REQUIRED ACTION: The required result is every line of the records that includes "thermometer".

Data records for software interfaces
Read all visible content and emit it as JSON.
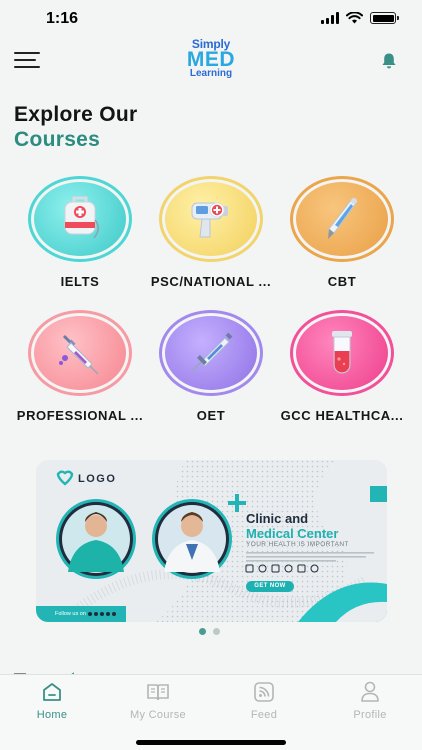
{
  "status_bar": {
    "time": "1:16"
  },
  "logo": {
    "line1": "Simply",
    "line2": "MED",
    "line3": "Learning"
  },
  "heading": {
    "line1": "Explore Our",
    "line2": "Courses"
  },
  "courses": [
    {
      "label": "IELTS",
      "icon": "first-aid-bag-icon",
      "color": "#4cd6d4"
    },
    {
      "label": "PSC/NATIONAL ...",
      "icon": "thermometer-gun-icon",
      "color": "#f3d36b"
    },
    {
      "label": "CBT",
      "icon": "thermometer-icon",
      "color": "#eba54a"
    },
    {
      "label": "PROFESSIONAL ...",
      "icon": "syringe-icon",
      "color": "#f89aa4"
    },
    {
      "label": "OET",
      "icon": "injection-icon",
      "color": "#a388ee"
    },
    {
      "label": "GCC HEALTHCA...",
      "icon": "test-tube-icon",
      "color": "#f4509a"
    }
  ],
  "banner": {
    "logo_text": "LOGO",
    "title_line1": "Clinic and",
    "title_line2": "Medical Center",
    "tagline": "YOUR HEALTH IS IMPORTANT",
    "cta": "GET NOW",
    "follow": "Follow us on"
  },
  "carousel": {
    "slide_count": 2,
    "active_index": 0
  },
  "tabs": [
    {
      "label": "Home",
      "icon": "home-icon",
      "active": true
    },
    {
      "label": "My Course",
      "icon": "book-icon",
      "active": false
    },
    {
      "label": "Feed",
      "icon": "rss-icon",
      "active": false
    },
    {
      "label": "Profile",
      "icon": "person-icon",
      "active": false
    }
  ],
  "colors": {
    "accent": "#3a8f86",
    "teal_heading": "#2c8c80",
    "background": "#f2f5f4"
  }
}
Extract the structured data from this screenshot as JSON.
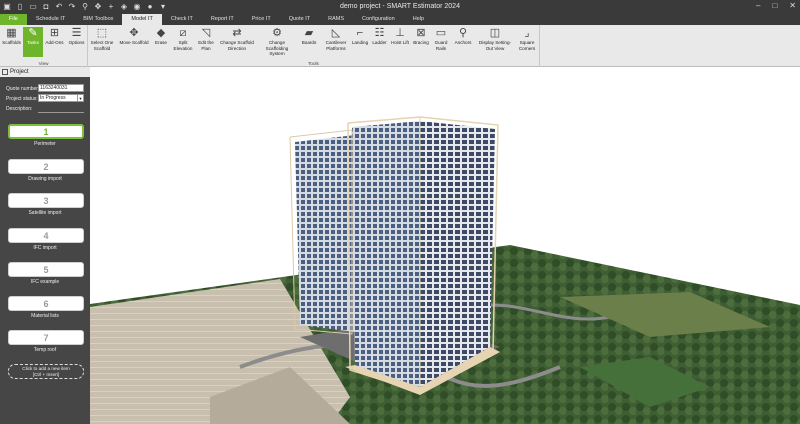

RESPONSE TO THIS TASK:
      "icon": "thermometer-gun-icon",
      "icon": "thermometer-icon",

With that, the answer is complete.